Saturday was a double event of sorts for Low-Key Hillclimbs. We had the standard climb, up Lomas Cantadas in the Berkeley Hills, but we combined that with a bonus event, to do Lomas and Marin Ave, in that order, in the same day. We called it the 7X Challenge.
The climb of Lomas Cantadas was fun. I felt stronger than I had the week before, at Patterson Pass. The pace was very quick at the start, requiring a level of explosiveness I simply do not have now or maybe ever, and I drifted back. This cost me a bit on the short descent, where I was in slower traffic than the leaders, but I did well on the final steepest portion, passing riders who suffered from having stuck closer to the leaders in the early going. Among the riders without electric assist, I was 9th, a very good result for me this year, given my ongoing physical therapy to recover from my June crash and injury.
I helped with the finish line crew to get the numbers of riders finishing after me, then headed over to the parking lot near Grizzly Peak Boulevard where Cara had brownies and gingerbread in addition to water, juice, and other goodies. Paul McKenzie and Paul Chuck were there on their tandem, and they led a group to Marin Ave, to complete the 7X challenge.
Marin Ave on tired legs is a memorable experience. The first 8 blocks wear you down so when you crest Euclid, revealing the final three, steepest blocks ahead, it makes a rapid impression. But I survived these three blocks, ending up 4th out of 9 among men in the challenge standings (as I write this: riders may still upload their data until Monday evening). In addition there was one woman, one hybrid-electric bike, and, remarkably, Paul and Paul's tandem.
The timing of the event, not surprisingly, didn't go as smoothly as I'd hoped. It was better than Portola Valley Hills, for sure, but part of that was because there were so many fewer riders. The GPS timing was applied to both Lomas Cantadas and Marin Ave, the former to allow those who didn't do the Low-Key climb to still participate in the 7X Challenge. I'll look here at Marin Ave.
Here's the x-y position (the start line of Lomas is the origin) for all of the riders who did the Challenge course. Most of the data are excellent, but there are three clear outliers:
I plot only the data between the triggering of the start line at the traffic circle at the bottom of the climb and the triggering of the finish at the top of the climb.

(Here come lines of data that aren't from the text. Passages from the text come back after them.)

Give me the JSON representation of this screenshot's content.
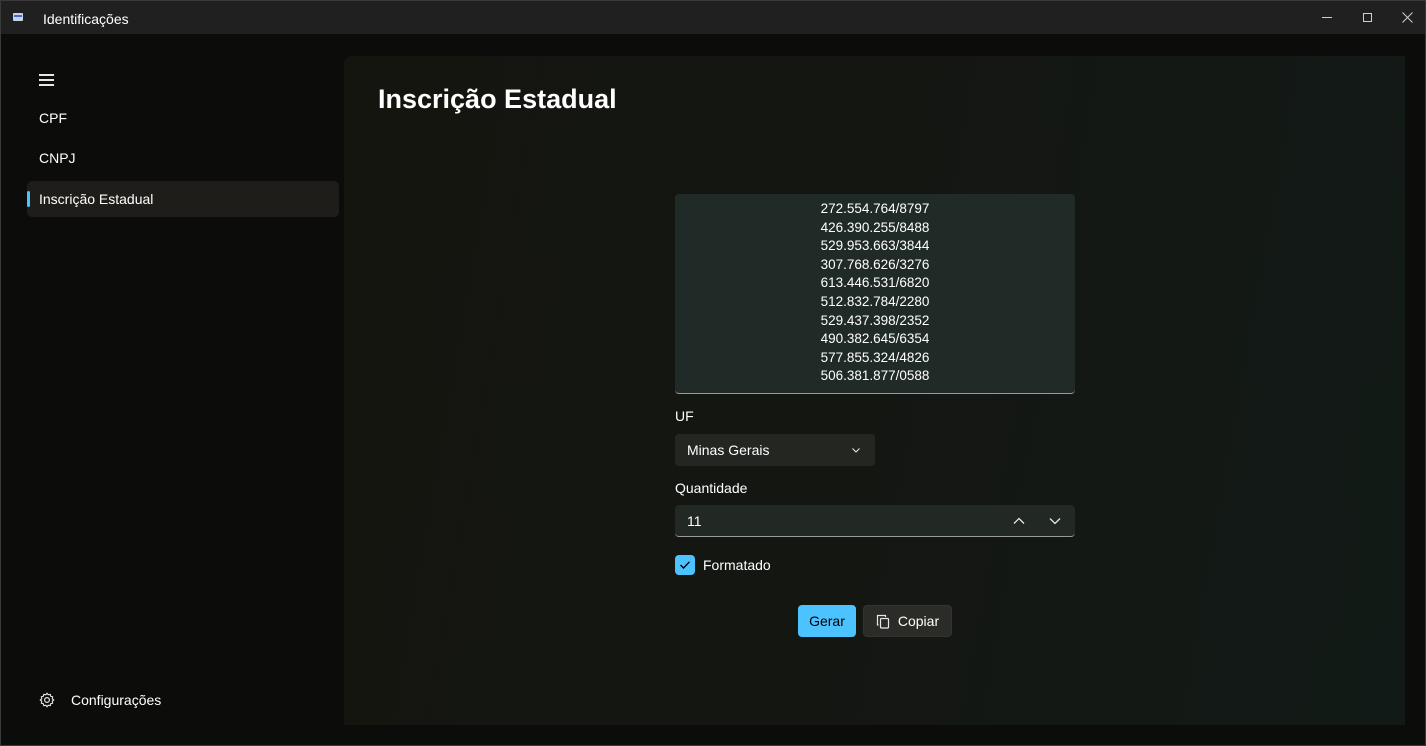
{
  "window": {
    "title": "Identificações"
  },
  "nav": {
    "items": [
      {
        "label": "CPF",
        "selected": false
      },
      {
        "label": "CNPJ",
        "selected": false
      },
      {
        "label": "Inscrição Estadual",
        "selected": true
      }
    ],
    "settings_label": "Configurações"
  },
  "page": {
    "title": "Inscrição Estadual",
    "results": [
      "272.554.764/8797",
      "426.390.255/8488",
      "529.953.663/3844",
      "307.768.626/3276",
      "613.446.531/6820",
      "512.832.784/2280",
      "529.437.398/2352",
      "490.382.645/6354",
      "577.855.324/4826",
      "506.381.877/0588"
    ],
    "uf_label": "UF",
    "uf_value": "Minas Gerais",
    "quantity_label": "Quantidade",
    "quantity_value": "11",
    "formatted_label": "Formatado",
    "formatted_checked": true,
    "generate_label": "Gerar",
    "copy_label": "Copiar"
  },
  "colors": {
    "accent": "#4cc2ff",
    "background": "#0c0c0a",
    "content_background": "#141612"
  },
  "icons": {
    "menu": "hamburger-icon",
    "settings": "gear-icon",
    "dropdown": "chevron-down-icon",
    "copy": "copy-icon",
    "check": "check-icon"
  }
}
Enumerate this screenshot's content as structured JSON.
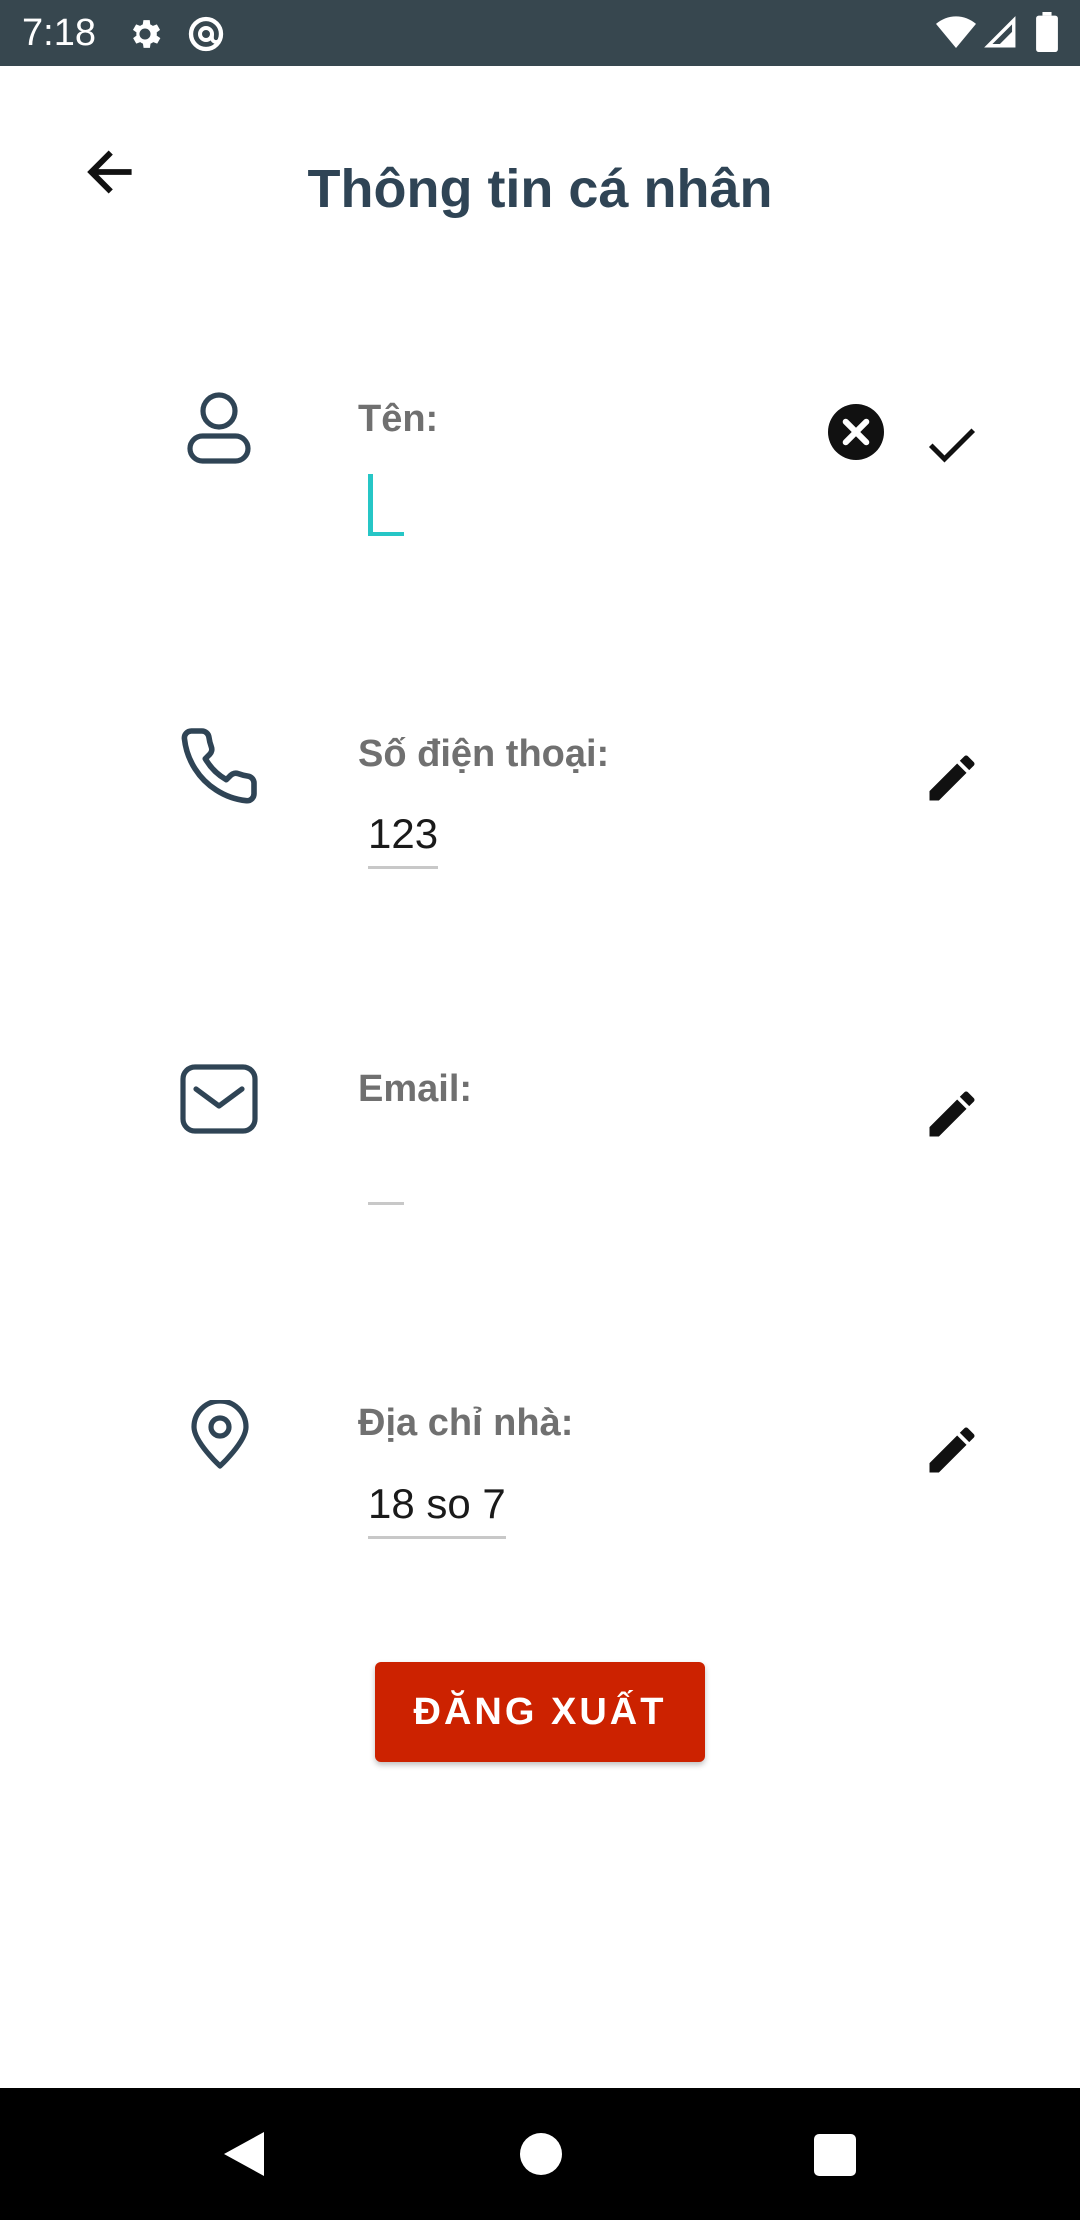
{
  "status_bar": {
    "time": "7:18",
    "icons": [
      "gear-icon",
      "at-circle-icon",
      "wifi-icon",
      "signal-icon",
      "battery-icon"
    ]
  },
  "header": {
    "title": "Thông tin cá nhân",
    "back_icon": "arrow-left-icon"
  },
  "fields": [
    {
      "label": "Tên:",
      "value": "",
      "icon": "person-icon",
      "state": "editing"
    },
    {
      "label": "Số điện thoại:",
      "value": "123",
      "icon": "phone-icon",
      "state": "view"
    },
    {
      "label": "Email:",
      "value": "",
      "icon": "mail-icon",
      "state": "view"
    },
    {
      "label": "Địa chỉ nhà:",
      "value": "18 so 7",
      "icon": "location-pin-icon",
      "state": "view"
    }
  ],
  "logout": {
    "label": "ĐĂNG XUẤT"
  },
  "colors": {
    "status_bar": "#37474f",
    "title": "#2f4455",
    "label": "#707070",
    "cursor_accent": "#26c6c6",
    "logout_button": "#cc2200"
  }
}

The obvious culprits are 409 (Edge 500), 405 (Edge 500), and 108 (Edge 800). This wasn't completely to the script that Edge 500's cause all the trouble, but they were still 2/3. In the case of 405 and 108, the data recovered just in time to trigger the finish line. In the case of 409 I had to apply a manual finish line move to have him trigger it (I could also have defined a manual trigger time for the rider: that's a code feature I want to add, since it would be faster than moving the line). I did that by referring to his altitude. I could also have looked at his speed, but the top was fairly obvious from altitude.
This brings up the question whether altitude provides a way to automatically trigger timing events in GPS-timed competitions. For example, if position is poor, but altitude is accurate, and I know the finishing altitude of a climb, then I can trigger the timer when the rider approaches that altitude (leaving some margin for error).
To investigate this, I plotted altitude versus distance for each of the riders. In this case, the distance starts when the rider first triggers the start of the climb. Two riders returned to the start and retriggered it, one after riding partway up Marin, the other up an alternate street. The timing code handles this fine: the time is taken from the last time the start line is crossed. But this isn't important to the purpose here: what's of interest is the start and finish altitude, and if the rider's altitude changes monotonically from start to finish.
The answer: clearly not. And interestingly it's some of the same suspects as last time: 405 (Edge 500) and 108 (Edge 800) have the worst altitude data. 409's profile is poor, but that's perhaps because distance is wrong: the altitude increases monotonically between limits consistent with the other riders.
So what we have is there's a good chance poor position is associated with poor altitude. Since the Garmin units use GPS-corrected barometric altimetry, that's not too surprising. If you're relying on GPS to calibrate the barometer, and the GPS is out on vacation, you're using an unreliable reference. Altitude can't naively be used as a backup for poor position data. Good altitude and good position go hand-in-hand.